Covid has shaken the global economy over the past two years in ways it is hard, if not impossible, to grasp – at least while we are still in the thick of it.
Adam Tooze’s book Shutdown: how Covid shook the world’s economy has been described by the author John Lanchester in the London Review of Books (16 December 2021), “the best book about Covid from a global perspective”. And it shows how central bankers printed money to enable the economy to recover. Yes, the very existence of the internet has been a big help.
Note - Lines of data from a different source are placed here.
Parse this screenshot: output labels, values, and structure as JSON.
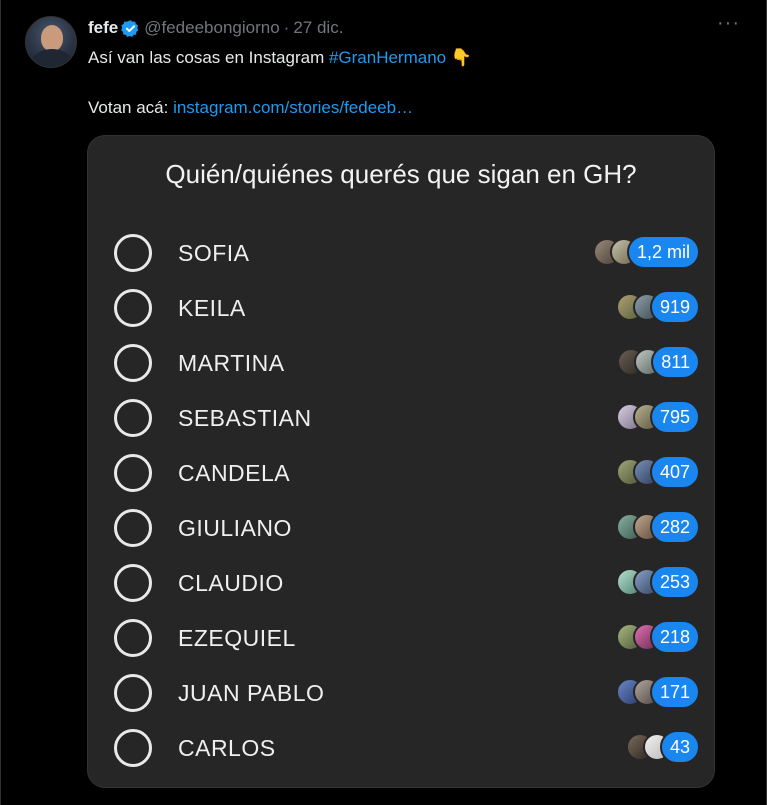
{
  "tweet": {
    "author_name": "fefe",
    "handle": "@fedeebongiorno",
    "date": "27 dic.",
    "more_label": "···",
    "text_prefix": "Así van las cosas en Instagram ",
    "hashtag": "#GranHermano",
    "emoji": "👇",
    "vote_label": "Votan acá:",
    "link_text": "instagram.com/stories/fedeeb…"
  },
  "poll": {
    "title": "Quién/quiénes querés que sigan en GH?",
    "options": [
      {
        "label": "SOFIA",
        "count": "1,2 mil"
      },
      {
        "label": "KEILA",
        "count": "919"
      },
      {
        "label": "MARTINA",
        "count": "811"
      },
      {
        "label": "SEBASTIAN",
        "count": "795"
      },
      {
        "label": "CANDELA",
        "count": "407"
      },
      {
        "label": "GIULIANO",
        "count": "282"
      },
      {
        "label": "CLAUDIO",
        "count": "253"
      },
      {
        "label": "EZEQUIEL",
        "count": "218"
      },
      {
        "label": "JUAN PABLO",
        "count": "171"
      },
      {
        "label": "CARLOS",
        "count": "43"
      }
    ]
  },
  "colors": {
    "background": "#000000",
    "card": "#262626",
    "accent_blue": "#1d9bf0",
    "badge_blue": "#1a86f0"
  }
}
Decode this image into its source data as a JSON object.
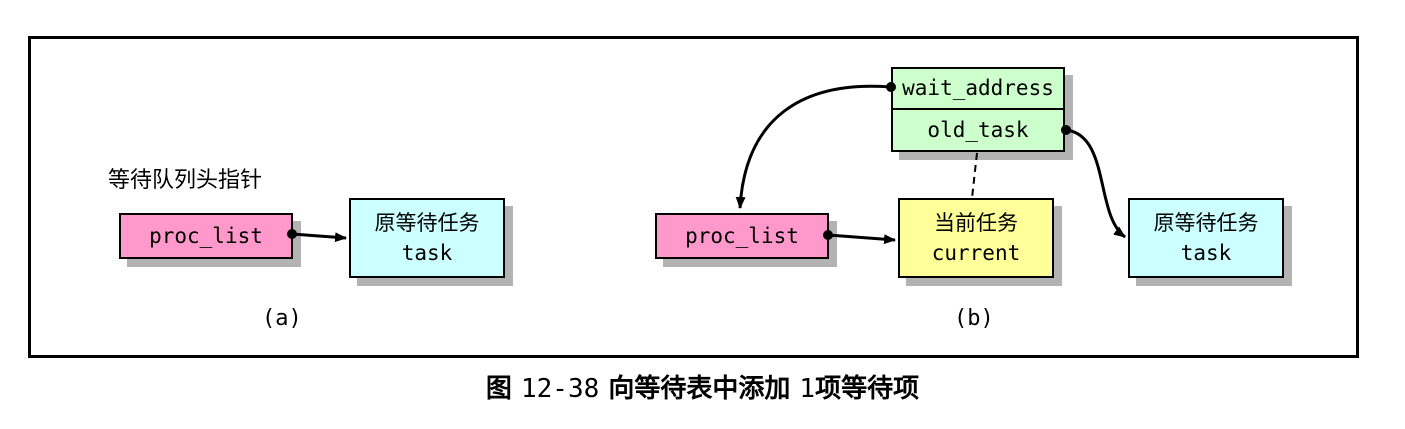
{
  "diagram_a": {
    "header_label": "等待队列头指针",
    "proc_list_label": "proc_list",
    "task_box": {
      "line1": "原等待任务",
      "line2": "task"
    },
    "caption": "(a)"
  },
  "diagram_b": {
    "proc_list_label": "proc_list",
    "current_box": {
      "line1": "当前任务",
      "line2": "current"
    },
    "wait_struct": {
      "field1": "wait_address",
      "field2": "old_task"
    },
    "task_box": {
      "line1": "原等待任务",
      "line2": "task"
    },
    "caption": "(b)"
  },
  "figure_caption": {
    "prefix": "图",
    "number": "12-38",
    "text_a": "向等待表中添加",
    "count": "1",
    "text_b": "项等待项"
  },
  "colors": {
    "proc_list": "#ff99cc",
    "task": "#ccffff",
    "current": "#ffff99",
    "wait_struct": "#ccffcc",
    "shadow": "#b3b3b3"
  }
}
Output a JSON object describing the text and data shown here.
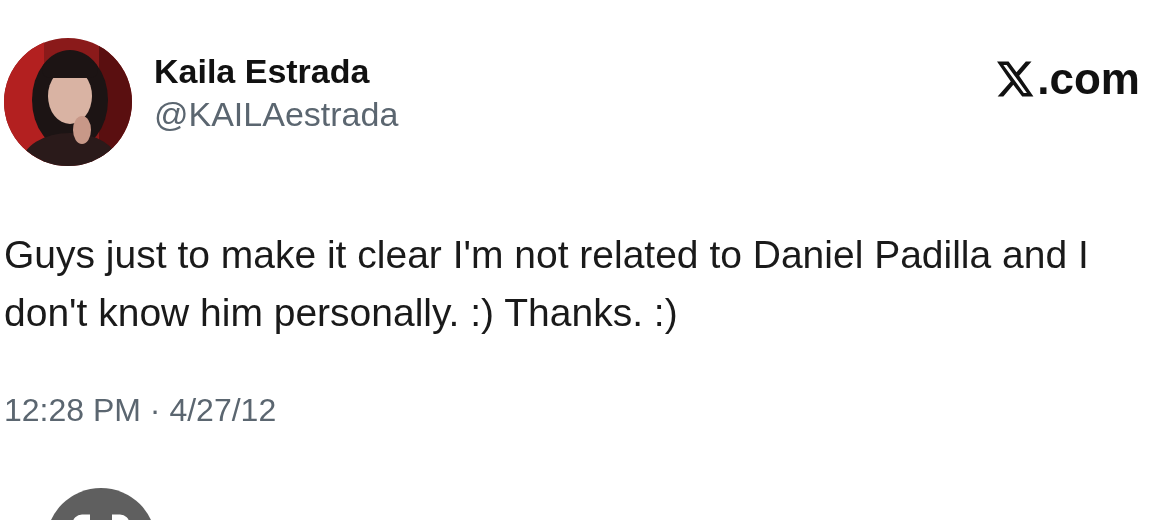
{
  "author": {
    "name": "Kaila Estrada",
    "handle": "@KAILAestrada"
  },
  "site": {
    "label": ".com"
  },
  "tweet": {
    "text": "Guys just to make it clear I'm not related to Daniel Padilla and I don't know him personally. :) Thanks. :)",
    "timestamp": "12:28 PM · 4/27/12"
  }
}
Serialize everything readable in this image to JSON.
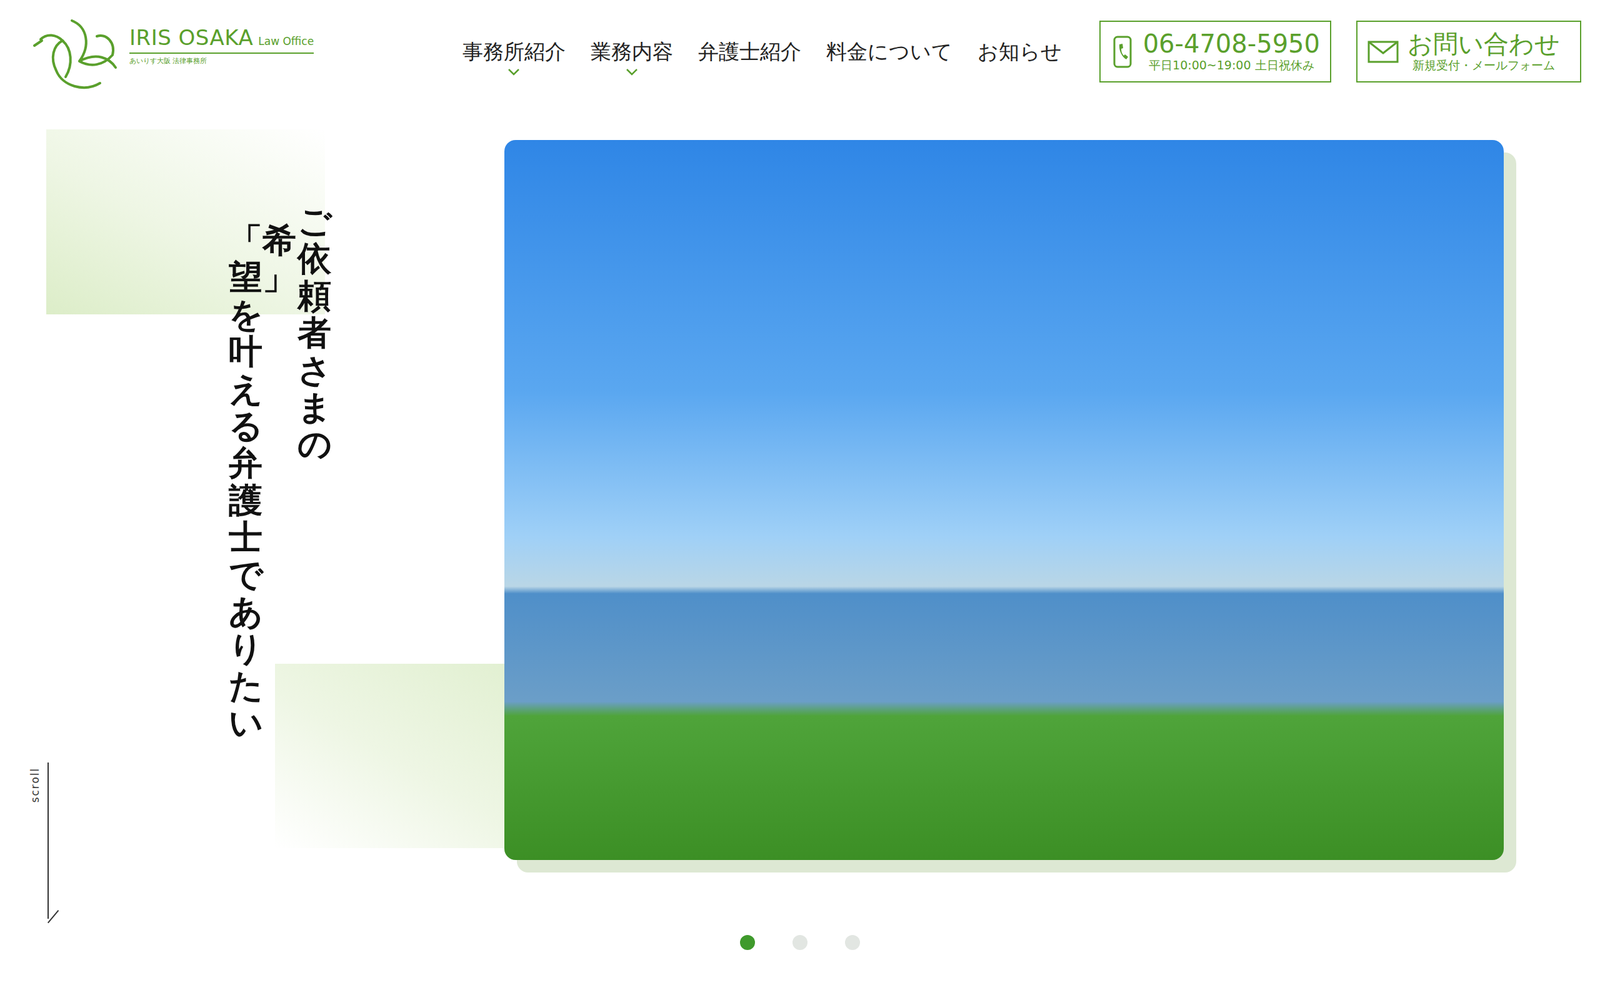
{
  "logo": {
    "name": "IRIS OSAKA",
    "suffix": "Law Office",
    "subtitle": "あいりす大阪 法律事務所"
  },
  "nav": [
    {
      "label": "事務所紹介",
      "has_submenu": true
    },
    {
      "label": "業務内容",
      "has_submenu": true
    },
    {
      "label": "弁護士紹介",
      "has_submenu": false
    },
    {
      "label": "料金について",
      "has_submenu": false
    },
    {
      "label": "お知らせ",
      "has_submenu": false
    }
  ],
  "phone": {
    "number": "06-4708-5950",
    "hours": "平日10:00~19:00 土日祝休み"
  },
  "contact": {
    "label": "お問い合わせ",
    "sub": "新規受付・メールフォーム"
  },
  "hero": {
    "lines": [
      "ご依頼者さまの",
      "「希望」を叶える弁護士でありたい"
    ]
  },
  "scroll": "scroll",
  "slides": [
    {
      "selected": true
    },
    {
      "selected": false
    },
    {
      "selected": false
    }
  ]
}
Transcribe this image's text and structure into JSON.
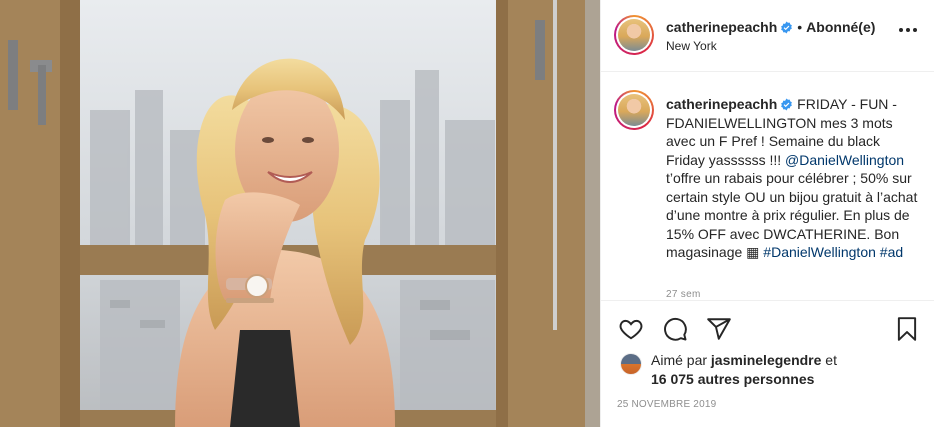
{
  "post": {
    "username": "catherinepeachh",
    "follow_separator": "•",
    "follow_status": "Abonné(e)",
    "location": "New York",
    "caption": {
      "username": "catherinepeachh",
      "text_1": " FRIDAY - FUN - FDANIELWELLINGTON mes 3 mots avec un F Pref ! Semaine du black Friday yassssss !!! ",
      "mention": "@DanielWellington",
      "text_2": " t’offre un rabais pour célébrer ; 50% sur certain style OU un bijou gratuit à l’achat d’une montre à prix régulier. En plus de 15% OFF avec DWCATHERINE. Bon magasinage ",
      "emoji": "▦",
      "hashtag_1": "#DanielWellington",
      "hashtag_2": "#ad",
      "time_ago": "27 sem"
    },
    "likes": {
      "prefix": "Aimé par ",
      "user": "jasminelegendre",
      "conj": " et",
      "others": "16 075 autres personnes"
    },
    "date": "25 NOVEMBRE 2019"
  },
  "colors": {
    "text": "#262626",
    "link": "#00376b",
    "muted": "#8e8e8e",
    "verified": "#3897f0",
    "divider": "#efefef"
  },
  "icons": [
    "verified-badge-icon",
    "more-options-icon",
    "heart-icon",
    "comment-icon",
    "share-icon",
    "bookmark-icon"
  ]
}
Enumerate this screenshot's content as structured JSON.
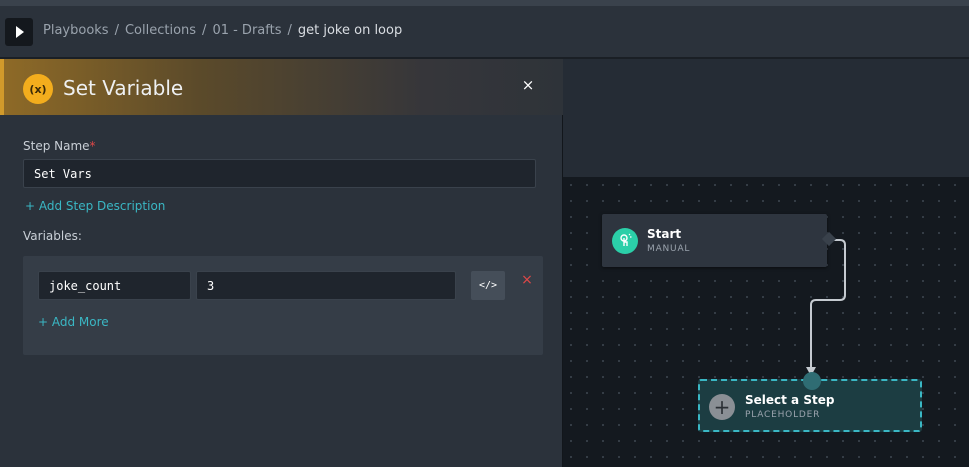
{
  "breadcrumb": {
    "items": [
      "Playbooks",
      "Collections",
      "01 - Drafts"
    ],
    "current": "get joke on loop",
    "separator": "/"
  },
  "panel": {
    "title": "Set Variable",
    "icon_text": "(x)",
    "close_glyph": "×",
    "step_name_label": "Step Name",
    "required_mark": "*",
    "step_name_value": "Set Vars",
    "add_description": "+ Add Step Description",
    "variables_label": "Variables:",
    "variables": [
      {
        "name": "joke_count",
        "value": "3"
      }
    ],
    "code_toggle": "</>",
    "remove_glyph": "×",
    "add_more": "+ Add More"
  },
  "canvas": {
    "start_node": {
      "title": "Start",
      "subtitle": "MANUAL"
    },
    "placeholder_node": {
      "title": "Select a Step",
      "subtitle": "PLACEHOLDER",
      "plus": "+"
    }
  },
  "colors": {
    "accent_teal": "#3ab7c4",
    "start_green": "#2bcfa8",
    "variable_orange": "#f3ad1d",
    "required_red": "#e04848"
  },
  "icons": {
    "toggle": "play-triangle-icon",
    "variable": "variable-icon",
    "close": "close-icon",
    "code": "code-icon",
    "remove": "remove-icon",
    "start": "touch-icon",
    "add_step": "plus-icon"
  }
}
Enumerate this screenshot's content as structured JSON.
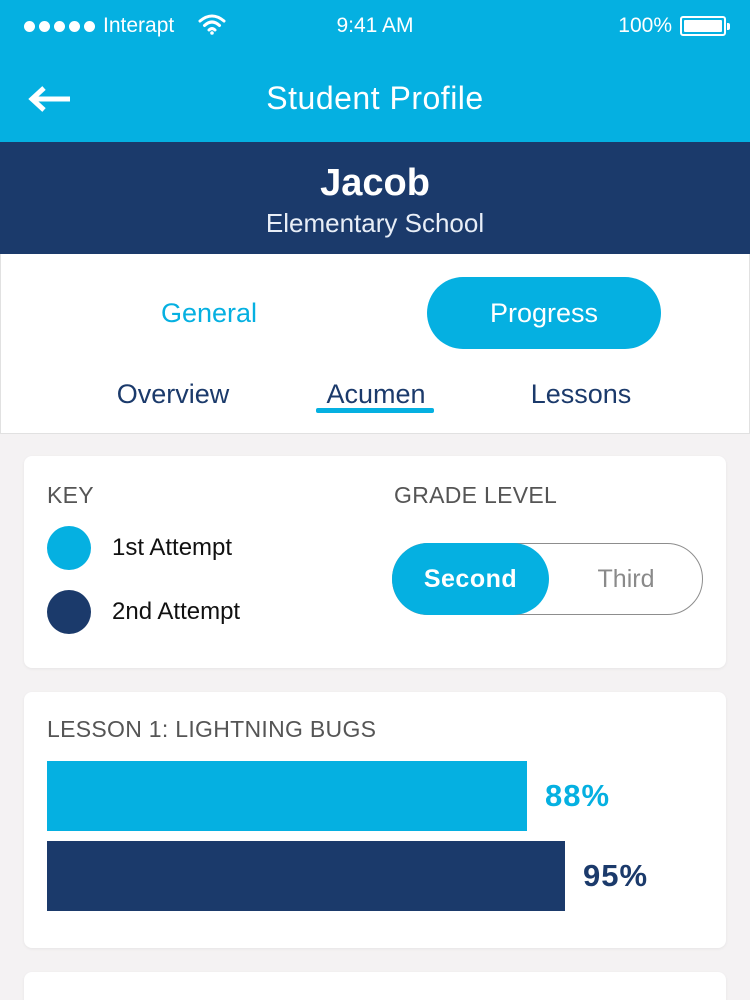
{
  "status_bar": {
    "carrier": "Interapt",
    "time": "9:41 AM",
    "battery": "100%"
  },
  "header": {
    "title": "Student Profile"
  },
  "profile": {
    "name": "Jacob",
    "school": "Elementary School"
  },
  "tabs": {
    "general": "General",
    "progress": "Progress",
    "active": "Progress"
  },
  "subtabs": {
    "overview": "Overview",
    "acumen": "Acumen",
    "lessons": "Lessons",
    "active": "Acumen"
  },
  "key_card": {
    "key_label": "KEY",
    "legend": [
      {
        "label": "1st Attempt",
        "color": "#05b0e1"
      },
      {
        "label": "2nd Attempt",
        "color": "#1b3a6b"
      }
    ],
    "grade_label": "GRADE LEVEL",
    "grade_options": [
      "Second",
      "Third"
    ],
    "grade_selected": "Second"
  },
  "lessons": [
    {
      "title": "LESSON 1: LIGHTNING BUGS",
      "attempts": [
        {
          "label": "88%",
          "value": 88,
          "color": "#05b0e1"
        },
        {
          "label": "95%",
          "value": 95,
          "color": "#1b3a6b"
        }
      ]
    }
  ],
  "colors": {
    "accent": "#05b0e1",
    "navy": "#1b3a6b",
    "background": "#f4f2f3"
  }
}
But the big thing was, according to Tooze, the $14 trillion of stimulus the IMF estimates was injected into the global economy by January 2021.
While a “magic money tree” could not be found for John McDonnell’s modest proposal of free broadband for the masses in the December 2019 UK election, it could be found, after all, to save the world economy from the impact of Covid-19.
Tooze writes, in Shutdown (p. 97), that “the immediate impact of the coronavirus was to deliver a supply shock…. The pandemic was like technical progress in reverse”.
As I was reading the book recently, it brought to mind an interview I did in the fourth quarter of 2021, with Steve Miranda, executive vice president of Oracle Applications product development, about supply chain analytics.
I’ve been catching up with the thoughtful Miranda, once a quarter for a few years’ now.
The last time we did so was ahead of an Oracle event where the supplier was announcing some quarterly upgrades to its Fusion Applications Suite, with a concentration on its supply chain analytics service, ‘Oracle Fusion SCM Analytics’, to give it its formal name.
While Tooze is taking an Olympian view of the world economy, enterprise software suppliers (like Oracle, but not only they), have been seeing what’s been going on in their customer base globally.
And so, from my reporter’s notebook, here are some of Miranda’s comments, on 31 October:
I asked: Is the big picture here that the pandemic is still a governing factor with respect to supply chain disruption globally?
“It’s certainly shone a light on rapid change, and then adapting your systems to meet rapid change. Whether that is in supply chains or in the heavy recruiting of employees, or the heavy retraining of employees, it’s still around, and it has changed the dynamics of a lot of businesses, for the need for speed to react. And that’s where companies are either adopting or accelerating their adoption of our cloud applications to be able to react more nimbly today and going forward”.
(Of course, he would say that).
Miranda highlighted the supply chain analytics updates Oracle was making on top of its cloud-based Fusion applications suite at that time: “providing insights, and business intelligence on top of the supply chain manufacturing transactional app”. And he drew attention to the machine learning aspect as relevant to the time of Covid, in respect of managing supply chains: “giving recommendations. So, as we detect anomalies or opportunities in the data, it’s not just static a business intelligence system that is delivering information you ask for, but along with the information, explanations and recommendations for delivery”.
Does he see a radical change with respect to how big, international companies configure their supply chains, building in more resilience? He said he did, but “not always in the supply chain. [There are] supply chain examples. And that is a certainly not only with more resiliency in terms of sourcing from more locations, but also a deeper reliance on transportation planning, and order fulfilment. But also bear in mind, even in areas like HR, where companies are using our HCM system right now to quickly configure how to survey their employees to get vaccination status.
“Also a lot of our organisations are returning to work, which also implies employee surveys for retraining. And in hospitality, for example, where they really downsized or furloughed during the pandemic – they are now growing at unprecedented rates. And so that’s putting a strain on recruiting. Forget about the ‘great resignation’ issues, they are basically right sizing and ramping back up. So, I guess, yes to what you said, but I wouldn’t limit it to the supply chain”.
For sure, the impact of the pandemic on the economy globally will be with us for many years to come, and in 2022 there will be no shortage of supply chain and labour supply disruption issues for companies and organisations to deal with.
And for journalists and IT supplier user executives to talk about.